Starting seeds is usually not difficult, but there are a few important things to know. Larger seeds such as sunflower, calendula, nasturtium, cosmos, sweet peas and such are best started where they are to grow, after the soil warms and can be crumbled to a fine texture. Cover the seed with a quarter inch of soil, pat it down to compact the soil a little bit, and water well. Keep the soil moist until seedlings appear and become established, then provide moisture when needed.
Be careful not to start indoors too early!
Indoor starting to plant out later requires a cool, very bright location. A fine soil medium or purchased potting soil works best. Barely cover the seed with soil or sow right on the surface. Mist gently to keep moist. When the seedlings

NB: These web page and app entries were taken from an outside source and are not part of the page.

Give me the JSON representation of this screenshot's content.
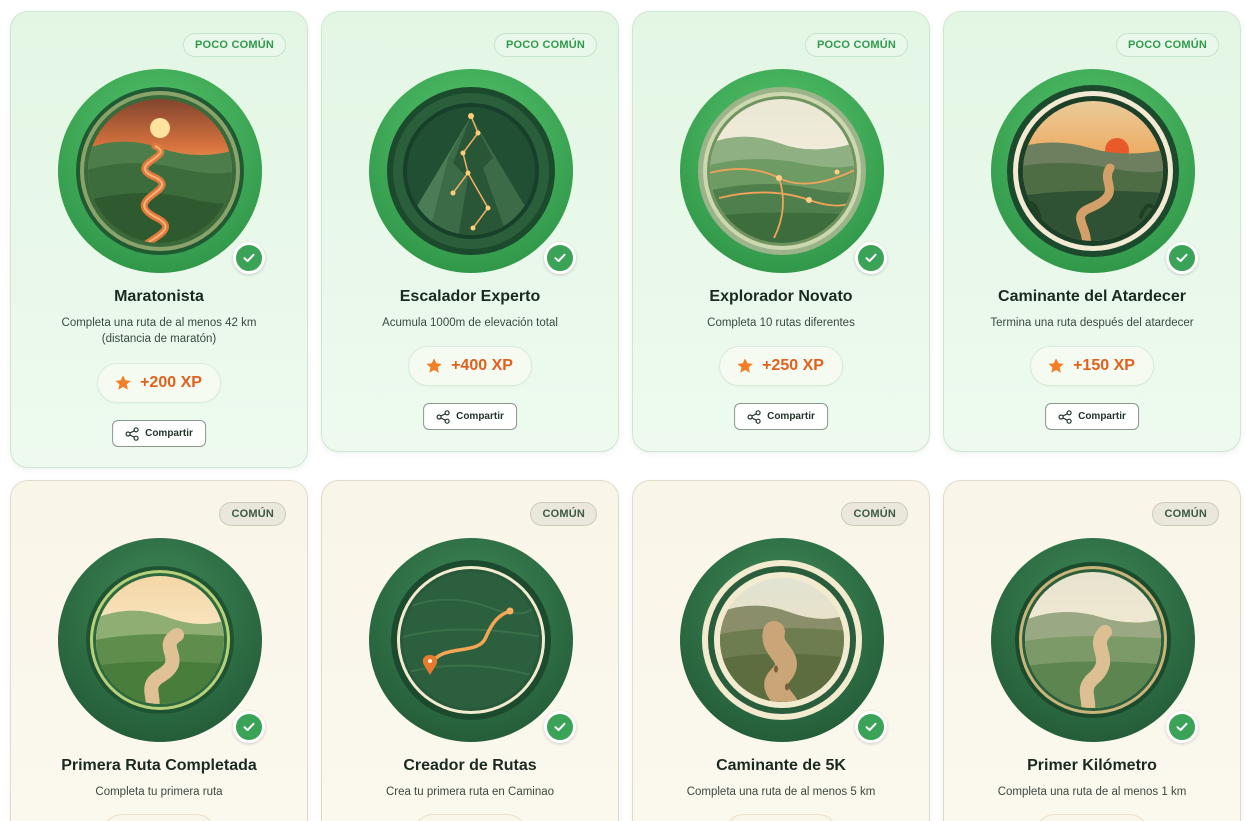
{
  "cards": [
    {
      "rarity": "POCO COMÚN",
      "title": "Maratonista",
      "description": "Completa una ruta de al menos 42 km (distancia de maratón)",
      "xp": "+200 XP",
      "share": "Compartir"
    },
    {
      "rarity": "POCO COMÚN",
      "title": "Escalador Experto",
      "description": "Acumula 1000m de elevación total",
      "xp": "+400 XP",
      "share": "Compartir"
    },
    {
      "rarity": "POCO COMÚN",
      "title": "Explorador Novato",
      "description": "Completa 10 rutas diferentes",
      "xp": "+250 XP",
      "share": "Compartir"
    },
    {
      "rarity": "POCO COMÚN",
      "title": "Caminante del Atardecer",
      "description": "Termina una ruta después del atardecer",
      "xp": "+150 XP",
      "share": "Compartir"
    },
    {
      "rarity": "COMÚN",
      "title": "Primera Ruta Completada",
      "description": "Completa tu primera ruta"
    },
    {
      "rarity": "COMÚN",
      "title": "Creador de Rutas",
      "description": "Crea tu primera ruta en Caminao"
    },
    {
      "rarity": "COMÚN",
      "title": "Caminante de 5K",
      "description": "Completa una ruta de al menos 5 km"
    },
    {
      "rarity": "COMÚN",
      "title": "Primer Kilómetro",
      "description": "Completa una ruta de al menos 1 km"
    }
  ],
  "icons": {
    "star": "star-icon",
    "share": "share-icon",
    "check": "check-icon",
    "medals": [
      "marathon-trail-medal",
      "mountain-climb-medal",
      "explorer-paths-medal",
      "sunset-walker-medal",
      "first-route-medal",
      "route-creator-medal",
      "five-k-medal",
      "first-kilometer-medal"
    ]
  },
  "colors": {
    "uncommon_ring": "#3ea95a",
    "common_ring": "#2f6e45",
    "check": "#3aa358",
    "xp_text": "#e0611e",
    "star": "#f07f26"
  }
}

reach about half an inch high, transplant them into individual pots, 2 to 4 inches in diameter and continue to provide bright light. Cool temperature will encourage sturdier seedlings.
If your timing is right, the seedlings will be ready to put out as soon as the weather allows. Seedlings kept indoors too long will stretch into spindly, useless starts.
Then you say, “but you have a greenhouse!”
Indeed I do, and it is kept at 60 degrees or less, and is as light as it is outdoors. If you just don’t have a useful location, take advantage of the
plants sold by nurseries in the spring to give you happy summer color.
This “Painted Daisy” – Chrysanthemum carinatum, started from seed purchased from a seed catalog, under the name ‘Jolly Joker’; also sometimes sold as ‘Court Jester’. Easily grown annual, gets about two feet high, with showy daisy blooms with bands of various color around a dark center.